Office Depot paying $1M to settle SEC charges

By Marcy Gordon

AP Business Writer

WASHINGTON (AP) -- Office Depot Inc. recently agreed to pay $1 million to settle federal charges that it overstated earnings and shared information with a select group that it failed to include in public filings.

The Securities and Exchange Commission announced the settlement with Office Depot, which neither admitted nor denied the allegations.

The company was accused of overstating earnings in mid-2006 through mid-2007. It was also accused of letting a select group of investors and analysts know that it wouldn't meet earnings estimates for the second quarter of 2007.

In addition to the company fine, Chief Executive Stephen Odland and former Chief Financial Officer Patricia McKay agreed to pay civil penalties of $50,000 in connection with the charges of selectively disclosing information.

In the second quarter of 2007, Office Depot executives made a series of one-on-one calls to analysts, the SEC said in a civil lawsuit filed in federal court in Miami.

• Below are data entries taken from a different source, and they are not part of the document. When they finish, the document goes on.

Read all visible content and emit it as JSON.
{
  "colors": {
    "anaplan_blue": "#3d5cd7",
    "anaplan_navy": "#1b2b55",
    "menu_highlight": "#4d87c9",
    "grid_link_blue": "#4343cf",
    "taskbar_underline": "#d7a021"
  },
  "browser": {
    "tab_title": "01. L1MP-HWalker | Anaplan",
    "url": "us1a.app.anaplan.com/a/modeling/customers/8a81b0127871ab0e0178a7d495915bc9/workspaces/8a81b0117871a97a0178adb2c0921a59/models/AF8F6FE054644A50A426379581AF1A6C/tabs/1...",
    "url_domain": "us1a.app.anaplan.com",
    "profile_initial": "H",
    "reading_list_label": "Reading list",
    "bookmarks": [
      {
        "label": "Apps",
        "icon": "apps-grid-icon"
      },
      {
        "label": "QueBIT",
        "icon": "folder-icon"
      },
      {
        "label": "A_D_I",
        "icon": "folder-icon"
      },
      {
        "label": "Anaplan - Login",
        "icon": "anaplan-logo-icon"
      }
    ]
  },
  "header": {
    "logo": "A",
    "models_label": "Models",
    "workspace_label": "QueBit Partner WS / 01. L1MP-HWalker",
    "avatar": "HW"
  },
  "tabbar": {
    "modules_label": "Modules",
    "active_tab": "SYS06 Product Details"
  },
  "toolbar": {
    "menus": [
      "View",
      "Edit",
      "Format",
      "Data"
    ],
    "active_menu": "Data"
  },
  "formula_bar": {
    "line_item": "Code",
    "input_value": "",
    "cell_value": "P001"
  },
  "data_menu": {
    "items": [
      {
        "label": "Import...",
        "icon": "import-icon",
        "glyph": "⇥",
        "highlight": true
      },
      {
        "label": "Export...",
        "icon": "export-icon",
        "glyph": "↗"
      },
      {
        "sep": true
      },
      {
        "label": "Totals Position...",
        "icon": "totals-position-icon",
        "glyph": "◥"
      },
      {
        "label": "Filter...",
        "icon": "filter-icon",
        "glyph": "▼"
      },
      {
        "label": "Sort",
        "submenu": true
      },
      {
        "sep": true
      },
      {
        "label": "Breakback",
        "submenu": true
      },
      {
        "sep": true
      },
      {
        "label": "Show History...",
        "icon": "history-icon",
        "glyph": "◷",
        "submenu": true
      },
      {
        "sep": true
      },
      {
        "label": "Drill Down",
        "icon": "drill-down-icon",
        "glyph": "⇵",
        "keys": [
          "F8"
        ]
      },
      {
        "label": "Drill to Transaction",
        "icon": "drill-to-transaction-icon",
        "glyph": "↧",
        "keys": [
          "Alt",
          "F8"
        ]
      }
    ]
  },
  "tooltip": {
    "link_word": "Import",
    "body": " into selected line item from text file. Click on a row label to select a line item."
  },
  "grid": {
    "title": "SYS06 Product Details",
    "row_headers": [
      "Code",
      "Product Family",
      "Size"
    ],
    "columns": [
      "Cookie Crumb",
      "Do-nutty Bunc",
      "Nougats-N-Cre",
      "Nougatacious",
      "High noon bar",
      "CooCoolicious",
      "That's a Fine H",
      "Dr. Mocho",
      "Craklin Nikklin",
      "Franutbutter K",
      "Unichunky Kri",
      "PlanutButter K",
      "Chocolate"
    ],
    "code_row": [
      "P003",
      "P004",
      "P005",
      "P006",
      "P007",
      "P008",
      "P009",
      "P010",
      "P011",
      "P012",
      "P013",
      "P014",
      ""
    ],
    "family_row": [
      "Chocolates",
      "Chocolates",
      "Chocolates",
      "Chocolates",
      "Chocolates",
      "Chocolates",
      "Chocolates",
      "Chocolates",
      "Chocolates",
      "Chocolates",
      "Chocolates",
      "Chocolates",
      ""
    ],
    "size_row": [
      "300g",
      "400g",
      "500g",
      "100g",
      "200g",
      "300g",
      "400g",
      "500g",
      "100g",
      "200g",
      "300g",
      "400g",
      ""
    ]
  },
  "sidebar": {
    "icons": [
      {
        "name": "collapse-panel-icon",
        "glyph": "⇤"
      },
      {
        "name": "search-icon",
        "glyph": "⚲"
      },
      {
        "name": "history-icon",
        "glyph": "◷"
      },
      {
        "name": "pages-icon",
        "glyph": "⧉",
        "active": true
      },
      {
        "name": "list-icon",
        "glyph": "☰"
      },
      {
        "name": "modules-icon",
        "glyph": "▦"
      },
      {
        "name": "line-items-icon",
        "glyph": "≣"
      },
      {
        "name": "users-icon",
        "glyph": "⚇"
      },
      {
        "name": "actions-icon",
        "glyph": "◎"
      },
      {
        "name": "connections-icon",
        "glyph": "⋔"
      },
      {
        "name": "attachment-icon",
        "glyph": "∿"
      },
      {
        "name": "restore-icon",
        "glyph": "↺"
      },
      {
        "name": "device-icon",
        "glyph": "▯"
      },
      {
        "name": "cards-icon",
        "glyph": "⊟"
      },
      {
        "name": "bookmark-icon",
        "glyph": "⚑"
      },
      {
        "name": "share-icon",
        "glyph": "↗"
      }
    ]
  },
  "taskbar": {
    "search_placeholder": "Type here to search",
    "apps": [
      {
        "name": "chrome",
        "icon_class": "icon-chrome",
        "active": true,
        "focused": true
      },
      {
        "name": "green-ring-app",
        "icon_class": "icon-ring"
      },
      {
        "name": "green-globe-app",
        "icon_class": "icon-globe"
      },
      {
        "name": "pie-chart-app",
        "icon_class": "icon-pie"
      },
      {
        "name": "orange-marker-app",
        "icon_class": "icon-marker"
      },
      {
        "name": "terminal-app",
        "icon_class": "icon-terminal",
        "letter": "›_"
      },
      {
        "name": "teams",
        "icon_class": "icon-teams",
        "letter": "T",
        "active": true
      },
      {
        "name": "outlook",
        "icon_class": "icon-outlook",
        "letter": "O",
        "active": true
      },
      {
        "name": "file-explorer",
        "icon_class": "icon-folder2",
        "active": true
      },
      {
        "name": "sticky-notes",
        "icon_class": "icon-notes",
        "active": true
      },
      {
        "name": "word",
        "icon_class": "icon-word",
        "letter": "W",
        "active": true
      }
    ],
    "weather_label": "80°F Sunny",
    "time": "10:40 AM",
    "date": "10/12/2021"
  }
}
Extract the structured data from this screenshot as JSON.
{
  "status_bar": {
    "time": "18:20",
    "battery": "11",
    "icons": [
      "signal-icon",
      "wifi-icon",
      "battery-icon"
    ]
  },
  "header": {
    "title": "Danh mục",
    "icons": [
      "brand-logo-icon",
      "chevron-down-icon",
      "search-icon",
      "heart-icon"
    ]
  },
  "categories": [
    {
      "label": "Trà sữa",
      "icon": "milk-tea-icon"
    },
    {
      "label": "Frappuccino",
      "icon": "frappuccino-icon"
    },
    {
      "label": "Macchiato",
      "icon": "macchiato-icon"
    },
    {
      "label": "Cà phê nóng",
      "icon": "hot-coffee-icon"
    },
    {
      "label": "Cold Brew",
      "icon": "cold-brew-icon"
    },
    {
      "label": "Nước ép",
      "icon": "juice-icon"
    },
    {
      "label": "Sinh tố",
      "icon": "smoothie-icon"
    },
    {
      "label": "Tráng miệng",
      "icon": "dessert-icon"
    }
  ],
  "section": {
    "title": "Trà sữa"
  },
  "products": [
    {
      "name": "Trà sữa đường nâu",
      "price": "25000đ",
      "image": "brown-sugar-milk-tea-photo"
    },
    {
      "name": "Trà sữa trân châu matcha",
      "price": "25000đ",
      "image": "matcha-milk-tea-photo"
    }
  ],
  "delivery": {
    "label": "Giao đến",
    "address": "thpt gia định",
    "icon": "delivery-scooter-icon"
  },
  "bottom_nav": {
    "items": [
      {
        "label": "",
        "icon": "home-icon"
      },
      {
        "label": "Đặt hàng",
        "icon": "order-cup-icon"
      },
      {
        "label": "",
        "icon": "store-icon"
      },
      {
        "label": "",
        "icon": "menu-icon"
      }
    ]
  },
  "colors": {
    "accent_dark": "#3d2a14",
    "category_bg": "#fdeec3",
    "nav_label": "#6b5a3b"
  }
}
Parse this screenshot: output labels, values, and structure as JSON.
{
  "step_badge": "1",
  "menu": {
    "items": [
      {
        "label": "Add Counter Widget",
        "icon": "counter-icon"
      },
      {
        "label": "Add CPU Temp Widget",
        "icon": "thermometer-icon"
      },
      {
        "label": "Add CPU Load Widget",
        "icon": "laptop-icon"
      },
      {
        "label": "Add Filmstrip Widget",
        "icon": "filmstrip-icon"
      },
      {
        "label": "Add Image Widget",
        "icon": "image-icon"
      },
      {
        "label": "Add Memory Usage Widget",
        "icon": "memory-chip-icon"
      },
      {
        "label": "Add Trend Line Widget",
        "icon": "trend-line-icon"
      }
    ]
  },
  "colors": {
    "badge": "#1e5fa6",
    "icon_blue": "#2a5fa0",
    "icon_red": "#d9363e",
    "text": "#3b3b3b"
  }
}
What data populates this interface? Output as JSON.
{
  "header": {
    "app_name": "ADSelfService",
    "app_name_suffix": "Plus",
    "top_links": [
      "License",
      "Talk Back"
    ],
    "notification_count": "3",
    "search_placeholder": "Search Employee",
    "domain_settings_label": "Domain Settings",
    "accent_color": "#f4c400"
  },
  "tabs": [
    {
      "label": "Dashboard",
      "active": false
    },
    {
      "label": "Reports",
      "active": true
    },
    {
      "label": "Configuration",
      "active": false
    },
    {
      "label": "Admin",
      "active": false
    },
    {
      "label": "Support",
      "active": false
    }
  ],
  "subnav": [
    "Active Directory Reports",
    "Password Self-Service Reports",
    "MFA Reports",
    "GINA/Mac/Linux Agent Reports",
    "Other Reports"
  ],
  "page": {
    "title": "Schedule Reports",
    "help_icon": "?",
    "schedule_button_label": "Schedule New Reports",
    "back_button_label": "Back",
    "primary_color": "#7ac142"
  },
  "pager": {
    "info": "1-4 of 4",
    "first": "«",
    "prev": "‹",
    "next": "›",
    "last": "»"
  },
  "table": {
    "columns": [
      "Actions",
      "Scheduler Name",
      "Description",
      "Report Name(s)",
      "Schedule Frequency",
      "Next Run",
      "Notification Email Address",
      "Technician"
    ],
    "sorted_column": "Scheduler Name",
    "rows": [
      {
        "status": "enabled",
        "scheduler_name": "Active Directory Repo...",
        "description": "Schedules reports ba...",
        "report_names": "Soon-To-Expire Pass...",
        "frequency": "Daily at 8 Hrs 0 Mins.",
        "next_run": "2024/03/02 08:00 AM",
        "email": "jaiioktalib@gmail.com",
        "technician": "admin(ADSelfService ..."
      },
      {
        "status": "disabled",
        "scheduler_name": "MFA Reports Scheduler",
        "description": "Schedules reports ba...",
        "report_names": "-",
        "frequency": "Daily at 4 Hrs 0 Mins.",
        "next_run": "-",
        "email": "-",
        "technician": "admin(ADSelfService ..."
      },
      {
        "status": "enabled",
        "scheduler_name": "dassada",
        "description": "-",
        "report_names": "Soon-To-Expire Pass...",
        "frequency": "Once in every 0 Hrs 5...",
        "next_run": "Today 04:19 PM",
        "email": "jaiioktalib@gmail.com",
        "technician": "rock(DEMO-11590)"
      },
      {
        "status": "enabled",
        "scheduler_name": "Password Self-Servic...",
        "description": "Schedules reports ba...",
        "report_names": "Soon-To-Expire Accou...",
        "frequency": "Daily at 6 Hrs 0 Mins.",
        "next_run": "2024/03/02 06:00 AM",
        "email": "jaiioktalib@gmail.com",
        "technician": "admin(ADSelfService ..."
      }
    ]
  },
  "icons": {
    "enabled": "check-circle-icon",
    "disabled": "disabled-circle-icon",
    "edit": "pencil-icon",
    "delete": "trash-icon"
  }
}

The executives didn't directly say that Office Depot wouldn't meet analysts' expectations, but signaled that information by referring to recent public statements by companies with a similar profile about the impact of the economic slowdown on earnings, according to the SEC.

Analysts lowered their earnings estimates in response to the calls.

Odland and McKay neither admitted nor denied the allegations. The SEC said the executives encouraged the company to conduct the calls but didn't participate in them directly. Others in the company made the calls even after McKay was told that some analysts had concerns about the lack of public disclosure, the SEC said. Six days after the calls began, Office Depot made an SEC filing announcing that earnings would be reduced because of weakness in the economy. Before the filing was made, Office Depot's share price had fallen sharply.

The company's selective sharing of information "gave an unfair advantage to favored investors at the expense of other investors and, as today's action shows, is illegal," SEC Enforcement Director Robert Khuzami said in a statement.

The purpose of the SEC rule known as Regulation FD, for fair disclosure, is to level the playing field so investors all receive significant company information at the same time, agency officials said.

Office Depot reported the settlement in an SEC filing last week, noting that it resolves all matters concerning the company and Odland stemming from the agency's investigation. Spokesman Brian Levine said the company declined to comment further.

Charles Mills, an attorney representing McKay, declined to comment.

Published: Mon, Oct 25, 2010